27 F.3d 572
UNITED STATES OF AMERICA, Appellee,
Ricky WALLIS, Appellant.
United States Court of Appeals,
Submitted: March 18, 1994.
Filed: July 5, 1994.
NOTICE: Eighth Circuit Rule 28A(k) governs citation of unpublished opinions and provides that no party may cite an opinion not intended for publication unless the cases are related by identity between the parties or the causes of action.
Before BOWMAN, BEAM, and MORRIS SHEPPARD ARNOLD, Circuit Judges.
Ricky Lynn Wallis was indicted on one count of a multi-count, multi-defendant indictment for possession with intent to distribute approximately 1687 pounds of marijuana in violation of 21 U.S.C. Sec. 841(a)(1) (1988). Wallis's first trial, a joint trial with several coconspirators, was declared a mistrial as to Wallis when the prosecutor asked an improper question concerning a coconspirator's guilty plea.

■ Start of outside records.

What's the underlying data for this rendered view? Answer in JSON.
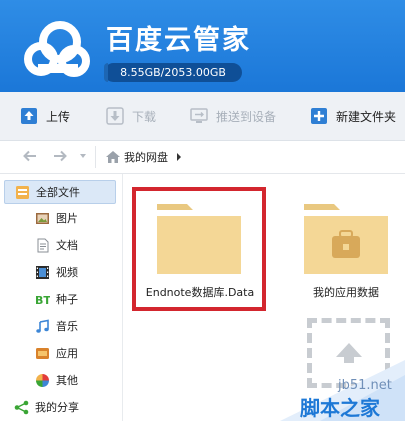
{
  "header": {
    "title": "百度云管家",
    "storage_text": "8.55GB/2053.00GB",
    "storage_used_fraction": 0.0042,
    "color": "#1b77d8"
  },
  "toolbar": {
    "upload_label": "上传",
    "download_label": "下载",
    "push_label": "推送到设备",
    "new_folder_label": "新建文件夹"
  },
  "nav": {
    "back_icon": "arrow-left-icon",
    "forward_icon": "arrow-right-icon",
    "breadcrumb_label": "我的网盘"
  },
  "sidebar": {
    "items": [
      {
        "label": "全部文件",
        "icon": "all-files-icon"
      },
      {
        "label": "图片",
        "icon": "picture-icon"
      },
      {
        "label": "文档",
        "icon": "document-icon"
      },
      {
        "label": "视频",
        "icon": "video-icon"
      },
      {
        "label": "种子",
        "icon": "bt-icon"
      },
      {
        "label": "音乐",
        "icon": "music-icon"
      },
      {
        "label": "应用",
        "icon": "app-icon"
      },
      {
        "label": "其他",
        "icon": "other-icon"
      },
      {
        "label": "我的分享",
        "icon": "share-icon"
      }
    ]
  },
  "content": {
    "folders": [
      {
        "name": "Endnote数据库.Data"
      },
      {
        "name": "我的应用数据"
      }
    ],
    "highlight_color": "#d3262e"
  },
  "watermark": {
    "site": "jb51.net",
    "text": "脚本之家"
  }
}
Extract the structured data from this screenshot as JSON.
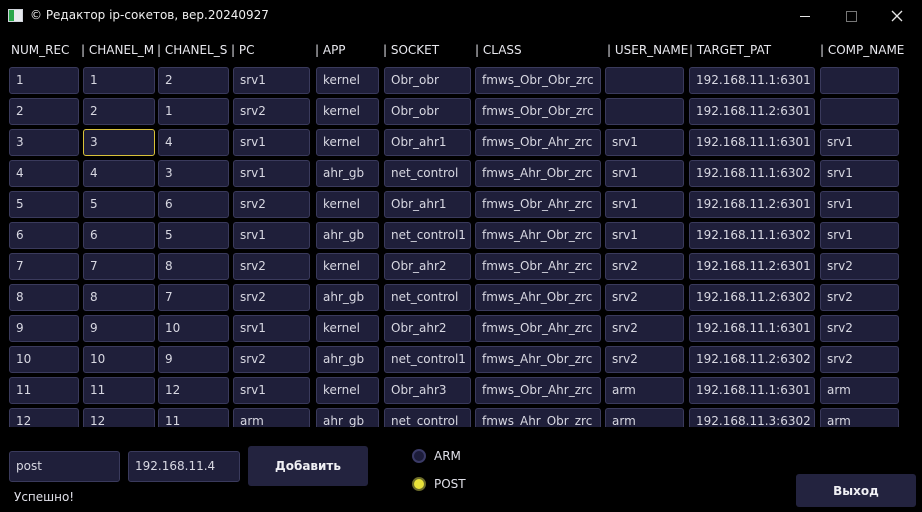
{
  "window": {
    "title": "© Редактор ip-сокетов, вер.20240927"
  },
  "table": {
    "columns": [
      "NUM_REC",
      "| CHANEL_M",
      "| CHANEL_S",
      "| PC",
      "| APP",
      "| SOCKET",
      "| CLASS",
      "| USER_NAME",
      "| TARGET_PAT",
      "| COMP_NAME"
    ],
    "rows": [
      [
        "1",
        "1",
        "2",
        "srv1",
        "kernel",
        "Obr_obr",
        "fmws_Obr_Obr_zrc",
        "",
        "192.168.11.1:6301",
        ""
      ],
      [
        "2",
        "2",
        "1",
        "srv2",
        "kernel",
        "Obr_obr",
        "fmws_Obr_Obr_zrc",
        "",
        "192.168.11.2:6301",
        ""
      ],
      [
        "3",
        "3",
        "4",
        "srv1",
        "kernel",
        "Obr_ahr1",
        "fmws_Obr_Ahr_zrc",
        "srv1",
        "192.168.11.1:6301",
        "srv1"
      ],
      [
        "4",
        "4",
        "3",
        "srv1",
        "ahr_gb",
        "net_control",
        "fmws_Ahr_Obr_zrc",
        "srv1",
        "192.168.11.1:6302",
        "srv1"
      ],
      [
        "5",
        "5",
        "6",
        "srv2",
        "kernel",
        "Obr_ahr1",
        "fmws_Obr_Ahr_zrc",
        "srv1",
        "192.168.11.2:6301",
        "srv1"
      ],
      [
        "6",
        "6",
        "5",
        "srv1",
        "ahr_gb",
        "net_control1",
        "fmws_Ahr_Obr_zrc",
        "srv1",
        "192.168.11.1:6302",
        "srv1"
      ],
      [
        "7",
        "7",
        "8",
        "srv2",
        "kernel",
        "Obr_ahr2",
        "fmws_Obr_Ahr_zrc",
        "srv2",
        "192.168.11.2:6301",
        "srv2"
      ],
      [
        "8",
        "8",
        "7",
        "srv2",
        "ahr_gb",
        "net_control",
        "fmws_Ahr_Obr_zrc",
        "srv2",
        "192.168.11.2:6302",
        "srv2"
      ],
      [
        "9",
        "9",
        "10",
        "srv1",
        "kernel",
        "Obr_ahr2",
        "fmws_Obr_Ahr_zrc",
        "srv2",
        "192.168.11.1:6301",
        "srv2"
      ],
      [
        "10",
        "10",
        "9",
        "srv2",
        "ahr_gb",
        "net_control1",
        "fmws_Ahr_Obr_zrc",
        "srv2",
        "192.168.11.2:6302",
        "srv2"
      ],
      [
        "11",
        "11",
        "12",
        "srv1",
        "kernel",
        "Obr_ahr3",
        "fmws_Obr_Ahr_zrc",
        "arm",
        "192.168.11.1:6301",
        "arm"
      ],
      [
        "12",
        "12",
        "11",
        "arm",
        "ahr_gb",
        "net_control",
        "fmws_Ahr_Obr_zrc",
        "arm",
        "192.168.11.3:6302",
        "arm"
      ]
    ],
    "focused_cell": {
      "row": 2,
      "col": 1
    }
  },
  "bottom": {
    "name_value": "post",
    "ip_value": "192.168.11.4",
    "add_label": "Добавить",
    "radio_arm": "ARM",
    "radio_post": "POST",
    "selected_radio": "POST",
    "status_text": "Успешно!",
    "exit_label": "Выход"
  },
  "colors": {
    "background": "#000000",
    "cell_bg": "#1f1f3a",
    "cell_border": "#3a3a5c",
    "focus_border": "#d8c13a",
    "radio_checked": "#e8e23a"
  }
}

Wallis's second trial also was declared a mistrial when the jurors were unable to reach a verdict and reported that they were "irrevocably hung." The jurors revealed that they were split eleven to one in favor of Wallis's acquittal.
Following the second mistrial, Wallis moved to dismiss the superseding indictment, arguing that his retrial would violate the Double Jeopardy Clause of the Fifth Amendment.1 After a hearing, the District Court2 denied the motion. Wallis appeals.
In his appeal, Wallis renews his argument that his retrial would violate the Double Jeopardy Clause. Wallis contends that Supreme Court precedent upholding the constitutionality of state statutes providing for less than unanimous verdicts in criminal cases should be applied to the eleven-to-one split in his case in federal court. Thus, he argues that the jury deadlock should be deemed an acquittal for Double Jeopardy purposes.
This argument lacks merit. The Supreme Court consistently has adhered to the well-established rule that a mistrial order occasioned by a deadlocked jury does not trigger the Double Jeopardy bar of the Fifth Amendment to prevent retrial. Richardson v. United States, 468 U.S. 317, 323-24 (1984); United States v. Perez, 22 U.S. (9 Wheat.) 579, 580 (1824). We find no error of law in the District Court's denial of the motion to dismiss and conclude that an opinion by this Court would lack precedential value. Accordingly, we affirm without further discussion.
AFFIRMED. See 8th Cir. R. 47B.